PROMPT
A faithful copy of the entries, without any pictures, is what is needed here.

THE INPUT
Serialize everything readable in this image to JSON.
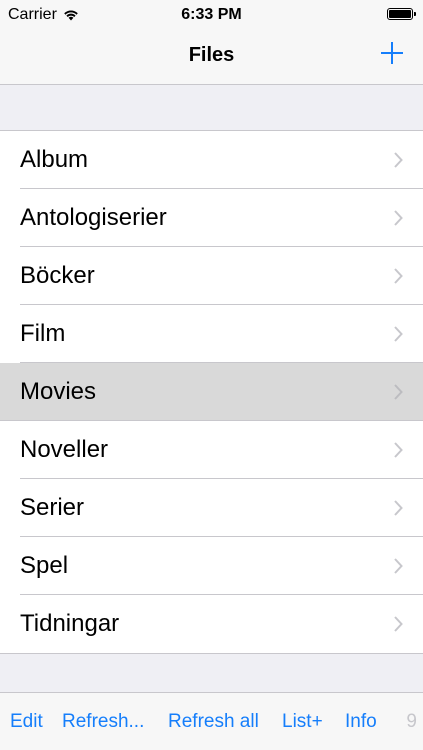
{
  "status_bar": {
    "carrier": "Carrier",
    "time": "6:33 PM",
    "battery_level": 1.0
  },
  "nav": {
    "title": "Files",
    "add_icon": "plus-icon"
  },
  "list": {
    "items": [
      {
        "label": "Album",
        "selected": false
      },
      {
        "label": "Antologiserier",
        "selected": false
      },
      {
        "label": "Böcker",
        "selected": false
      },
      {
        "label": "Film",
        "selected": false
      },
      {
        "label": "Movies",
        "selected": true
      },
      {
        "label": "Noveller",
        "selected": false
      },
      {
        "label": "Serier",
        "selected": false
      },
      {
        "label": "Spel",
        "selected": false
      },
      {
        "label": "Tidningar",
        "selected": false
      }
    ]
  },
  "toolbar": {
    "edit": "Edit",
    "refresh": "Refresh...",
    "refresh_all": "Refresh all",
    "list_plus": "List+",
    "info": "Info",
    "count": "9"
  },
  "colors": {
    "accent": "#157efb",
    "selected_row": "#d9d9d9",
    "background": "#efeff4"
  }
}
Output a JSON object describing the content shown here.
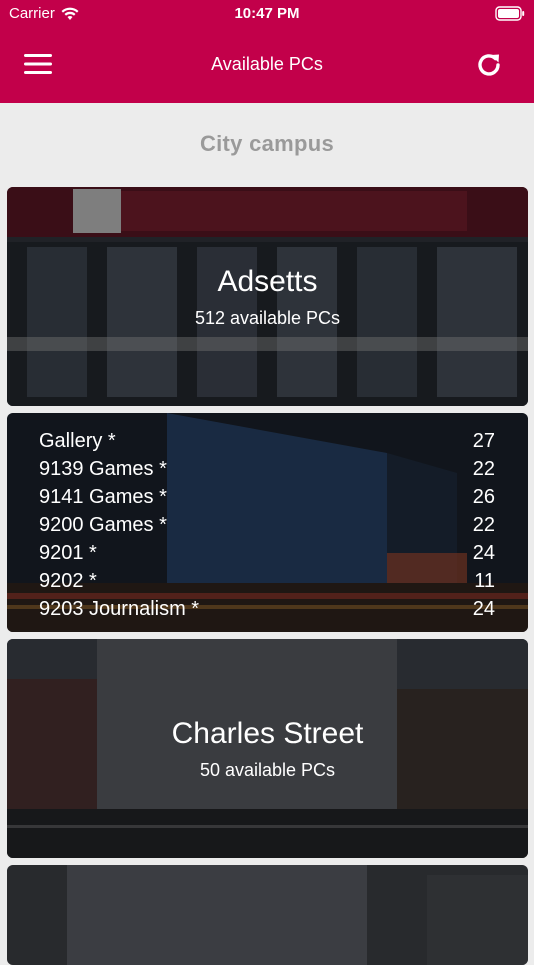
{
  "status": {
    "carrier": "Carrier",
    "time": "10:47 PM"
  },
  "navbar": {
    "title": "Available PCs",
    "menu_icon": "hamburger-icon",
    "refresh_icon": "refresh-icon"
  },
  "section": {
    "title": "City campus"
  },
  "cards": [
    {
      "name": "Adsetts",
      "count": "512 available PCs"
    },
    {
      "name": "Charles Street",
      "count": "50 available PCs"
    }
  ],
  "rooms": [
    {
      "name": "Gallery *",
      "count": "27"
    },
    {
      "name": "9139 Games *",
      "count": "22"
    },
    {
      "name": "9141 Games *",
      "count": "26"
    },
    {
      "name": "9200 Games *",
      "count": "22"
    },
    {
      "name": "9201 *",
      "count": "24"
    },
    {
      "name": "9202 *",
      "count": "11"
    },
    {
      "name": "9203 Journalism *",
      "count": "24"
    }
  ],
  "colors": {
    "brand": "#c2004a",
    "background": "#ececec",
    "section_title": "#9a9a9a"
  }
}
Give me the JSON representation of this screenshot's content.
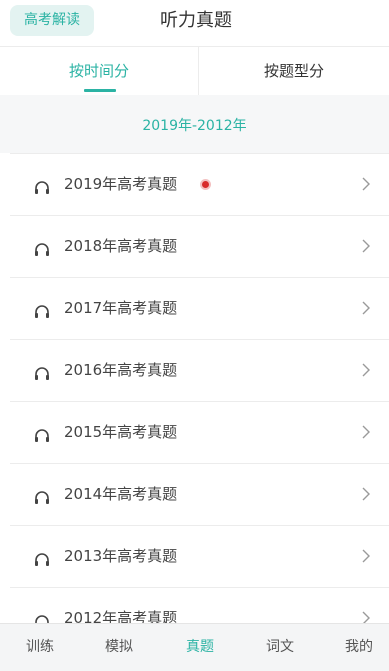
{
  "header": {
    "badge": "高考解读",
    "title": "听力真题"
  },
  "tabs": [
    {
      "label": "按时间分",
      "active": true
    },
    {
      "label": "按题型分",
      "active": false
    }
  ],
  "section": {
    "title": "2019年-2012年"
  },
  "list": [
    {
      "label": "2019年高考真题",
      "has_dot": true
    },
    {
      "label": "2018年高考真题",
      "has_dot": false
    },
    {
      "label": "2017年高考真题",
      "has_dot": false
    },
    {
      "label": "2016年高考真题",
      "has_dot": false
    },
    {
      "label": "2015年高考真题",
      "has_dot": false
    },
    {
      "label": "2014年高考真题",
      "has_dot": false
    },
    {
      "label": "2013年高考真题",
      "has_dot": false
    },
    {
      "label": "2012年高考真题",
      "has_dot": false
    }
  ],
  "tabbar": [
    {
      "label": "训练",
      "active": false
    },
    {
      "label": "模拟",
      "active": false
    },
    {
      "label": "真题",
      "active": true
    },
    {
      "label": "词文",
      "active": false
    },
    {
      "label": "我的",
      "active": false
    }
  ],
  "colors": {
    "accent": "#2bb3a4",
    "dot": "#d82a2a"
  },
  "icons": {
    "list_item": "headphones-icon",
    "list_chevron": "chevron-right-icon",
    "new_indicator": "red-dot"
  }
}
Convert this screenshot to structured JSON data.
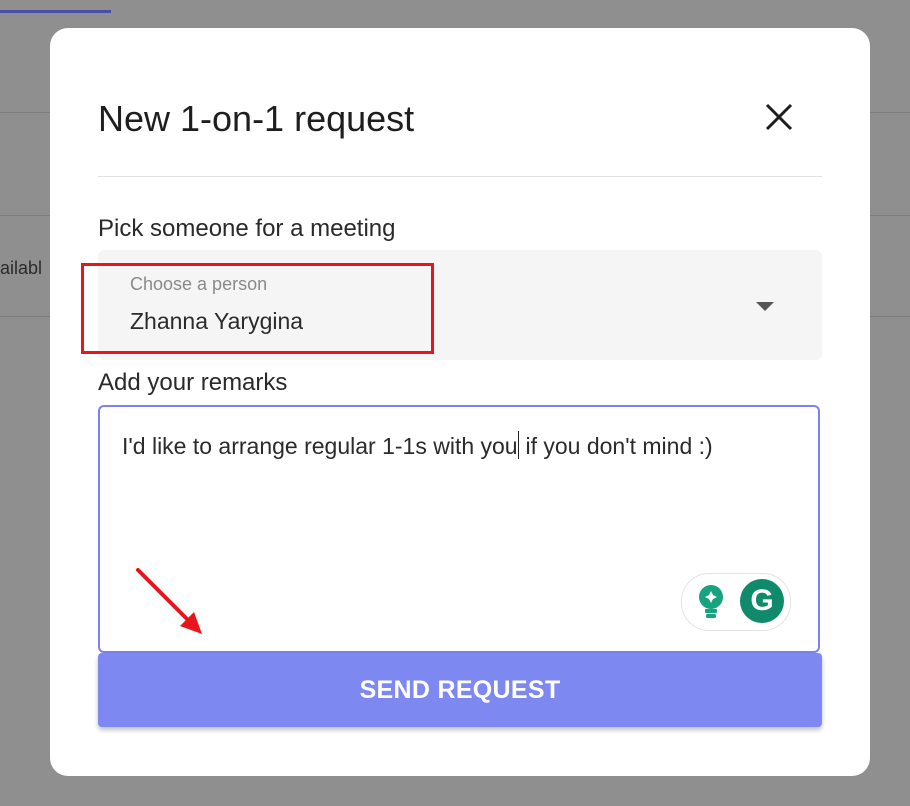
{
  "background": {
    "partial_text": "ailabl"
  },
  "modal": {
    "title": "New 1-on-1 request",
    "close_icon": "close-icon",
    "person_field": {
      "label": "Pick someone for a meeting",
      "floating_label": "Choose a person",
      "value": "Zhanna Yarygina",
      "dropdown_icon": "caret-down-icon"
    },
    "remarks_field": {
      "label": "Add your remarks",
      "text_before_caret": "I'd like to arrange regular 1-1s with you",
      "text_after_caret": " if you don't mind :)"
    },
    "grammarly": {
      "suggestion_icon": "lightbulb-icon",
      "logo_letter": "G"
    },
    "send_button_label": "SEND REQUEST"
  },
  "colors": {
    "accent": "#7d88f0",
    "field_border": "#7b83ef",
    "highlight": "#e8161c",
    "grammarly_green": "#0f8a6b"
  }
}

RESPONSE FOR THIS EXERCISE
Serialize everything readable in this image to JSON.
{
  "status_bar": {
    "carrier": "Carrier",
    "time": "6:33 PM",
    "battery_level": 1.0
  },
  "nav": {
    "title": "Files",
    "add_icon": "plus-icon"
  },
  "list": {
    "items": [
      {
        "label": "Album",
        "selected": false
      },
      {
        "label": "Antologiserier",
        "selected": false
      },
      {
        "label": "Böcker",
        "selected": false
      },
      {
        "label": "Film",
        "selected": false
      },
      {
        "label": "Movies",
        "selected": true
      },
      {
        "label": "Noveller",
        "selected": false
      },
      {
        "label": "Serier",
        "selected": false
      },
      {
        "label": "Spel",
        "selected": false
      },
      {
        "label": "Tidningar",
        "selected": false
      }
    ]
  },
  "toolbar": {
    "edit": "Edit",
    "refresh": "Refresh...",
    "refresh_all": "Refresh all",
    "list_plus": "List+",
    "info": "Info",
    "count": "9"
  },
  "colors": {
    "accent": "#157efb",
    "selected_row": "#d9d9d9",
    "background": "#efeff4"
  }
}
Output a JSON object describing the content shown here.
{
  "status": {
    "carrier": "Carrier",
    "time": "10:47 PM"
  },
  "navbar": {
    "title": "Available PCs",
    "menu_icon": "hamburger-icon",
    "refresh_icon": "refresh-icon"
  },
  "section": {
    "title": "City campus"
  },
  "cards": [
    {
      "name": "Adsetts",
      "count": "512 available PCs"
    },
    {
      "name": "Charles Street",
      "count": "50 available PCs"
    }
  ],
  "rooms": [
    {
      "name": "Gallery *",
      "count": "27"
    },
    {
      "name": "9139 Games *",
      "count": "22"
    },
    {
      "name": "9141 Games *",
      "count": "26"
    },
    {
      "name": "9200 Games *",
      "count": "22"
    },
    {
      "name": "9201 *",
      "count": "24"
    },
    {
      "name": "9202 *",
      "count": "11"
    },
    {
      "name": "9203 Journalism *",
      "count": "24"
    }
  ],
  "colors": {
    "brand": "#c2004a",
    "background": "#ececec",
    "section_title": "#9a9a9a"
  }
}
Give me the JSON representation of this screenshot's content.
{
  "header": {
    "badge": "高考解读",
    "title": "听力真题"
  },
  "tabs": [
    {
      "label": "按时间分",
      "active": true
    },
    {
      "label": "按题型分",
      "active": false
    }
  ],
  "section": {
    "title": "2019年-2012年"
  },
  "list": [
    {
      "label": "2019年高考真题",
      "has_dot": true
    },
    {
      "label": "2018年高考真题",
      "has_dot": false
    },
    {
      "label": "2017年高考真题",
      "has_dot": false
    },
    {
      "label": "2016年高考真题",
      "has_dot": false
    },
    {
      "label": "2015年高考真题",
      "has_dot": false
    },
    {
      "label": "2014年高考真题",
      "has_dot": false
    },
    {
      "label": "2013年高考真题",
      "has_dot": false
    },
    {
      "label": "2012年高考真题",
      "has_dot": false
    }
  ],
  "tabbar": [
    {
      "label": "训练",
      "active": false
    },
    {
      "label": "模拟",
      "active": false
    },
    {
      "label": "真题",
      "active": true
    },
    {
      "label": "词文",
      "active": false
    },
    {
      "label": "我的",
      "active": false
    }
  ],
  "colors": {
    "accent": "#2bb3a4",
    "dot": "#d82a2a"
  },
  "icons": {
    "list_item": "headphones-icon",
    "list_chevron": "chevron-right-icon",
    "new_indicator": "red-dot"
  }
}
Convert this screenshot to structured JSON data.
{
  "background": {
    "partial_text": "ailabl"
  },
  "modal": {
    "title": "New 1-on-1 request",
    "close_icon": "close-icon",
    "person_field": {
      "label": "Pick someone for a meeting",
      "floating_label": "Choose a person",
      "value": "Zhanna Yarygina",
      "dropdown_icon": "caret-down-icon"
    },
    "remarks_field": {
      "label": "Add your remarks",
      "text_before_caret": "I'd like to arrange regular 1-1s with you",
      "text_after_caret": " if you don't mind :)"
    },
    "grammarly": {
      "suggestion_icon": "lightbulb-icon",
      "logo_letter": "G"
    },
    "send_button_label": "SEND REQUEST"
  },
  "colors": {
    "accent": "#7d88f0",
    "field_border": "#7b83ef",
    "highlight": "#e8161c",
    "grammarly_green": "#0f8a6b"
  }
}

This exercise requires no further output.